[Web page and app entries]
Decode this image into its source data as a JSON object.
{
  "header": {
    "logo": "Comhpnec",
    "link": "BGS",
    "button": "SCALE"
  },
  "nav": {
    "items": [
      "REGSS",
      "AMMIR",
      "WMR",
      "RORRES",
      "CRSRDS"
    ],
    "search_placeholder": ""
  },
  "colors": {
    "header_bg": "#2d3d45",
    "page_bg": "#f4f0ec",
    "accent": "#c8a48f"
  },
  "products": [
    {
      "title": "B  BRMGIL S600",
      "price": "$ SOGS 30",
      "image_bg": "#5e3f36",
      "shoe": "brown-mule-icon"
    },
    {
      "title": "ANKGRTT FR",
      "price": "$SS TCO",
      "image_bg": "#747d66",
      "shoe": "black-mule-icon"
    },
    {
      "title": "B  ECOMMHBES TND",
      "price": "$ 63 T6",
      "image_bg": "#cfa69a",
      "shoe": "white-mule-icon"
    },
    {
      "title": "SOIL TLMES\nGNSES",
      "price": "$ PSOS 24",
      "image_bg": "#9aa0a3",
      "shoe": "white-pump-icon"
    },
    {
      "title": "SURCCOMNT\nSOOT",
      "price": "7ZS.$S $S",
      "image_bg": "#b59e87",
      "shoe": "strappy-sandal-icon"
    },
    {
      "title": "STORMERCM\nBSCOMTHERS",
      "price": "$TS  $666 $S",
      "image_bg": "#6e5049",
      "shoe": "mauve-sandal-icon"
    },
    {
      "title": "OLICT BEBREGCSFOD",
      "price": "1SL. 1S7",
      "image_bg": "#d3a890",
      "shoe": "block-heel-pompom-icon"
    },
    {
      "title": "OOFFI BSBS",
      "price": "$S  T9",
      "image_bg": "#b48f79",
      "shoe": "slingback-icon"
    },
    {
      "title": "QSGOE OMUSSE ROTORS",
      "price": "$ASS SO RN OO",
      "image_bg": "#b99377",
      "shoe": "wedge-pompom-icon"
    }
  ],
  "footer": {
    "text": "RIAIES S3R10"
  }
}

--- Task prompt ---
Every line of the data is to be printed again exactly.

--- Output for this exercise ---
Decode this image into its source data as a JSON object.
{
  "header": {
    "logo": "Comhpnec",
    "link": "BGS",
    "button": "SCALE"
  },
  "nav": {
    "items": [
      "REGSS",
      "AMMIR",
      "WMR",
      "RORRES",
      "CRSRDS"
    ],
    "search_placeholder": ""
  },
  "colors": {
    "header_bg": "#2d3d45",
    "page_bg": "#f4f0ec",
    "accent": "#c8a48f"
  },
  "products": [
    {
      "title": "B  BRMGIL S600",
      "price": "$ SOGS 30",
      "image_bg": "#5e3f36",
      "shoe": "brown-mule-icon"
    },
    {
      "title": "ANKGRTT FR",
      "price": "$SS TCO",
      "image_bg": "#747d66",
      "shoe": "black-mule-icon"
    },
    {
      "title": "B  ECOMMHBES TND",
      "price": "$ 63 T6",
      "image_bg": "#cfa69a",
      "shoe": "white-mule-icon"
    },
    {
      "title": "SOIL TLMES\nGNSES",
      "price": "$ PSOS 24",
      "image_bg": "#9aa0a3",
      "shoe": "white-pump-icon"
    },
    {
      "title": "SURCCOMNT\nSOOT",
      "price": "7ZS.$S $S",
      "image_bg": "#b59e87",
      "shoe": "strappy-sandal-icon"
    },
    {
      "title": "STORMERCM\nBSCOMTHERS",
      "price": "$TS  $666 $S",
      "image_bg": "#6e5049",
      "shoe": "mauve-sandal-icon"
    },
    {
      "title": "OLICT BEBREGCSFOD",
      "price": "1SL. 1S7",
      "image_bg": "#d3a890",
      "shoe": "block-heel-pompom-icon"
    },
    {
      "title": "OOFFI BSBS",
      "price": "$S  T9",
      "image_bg": "#b48f79",
      "shoe": "slingback-icon"
    },
    {
      "title": "QSGOE OMUSSE ROTORS",
      "price": "$ASS SO RN OO",
      "image_bg": "#b99377",
      "shoe": "wedge-pompom-icon"
    }
  ],
  "footer": {
    "text": "RIAIES S3R10"
  }
}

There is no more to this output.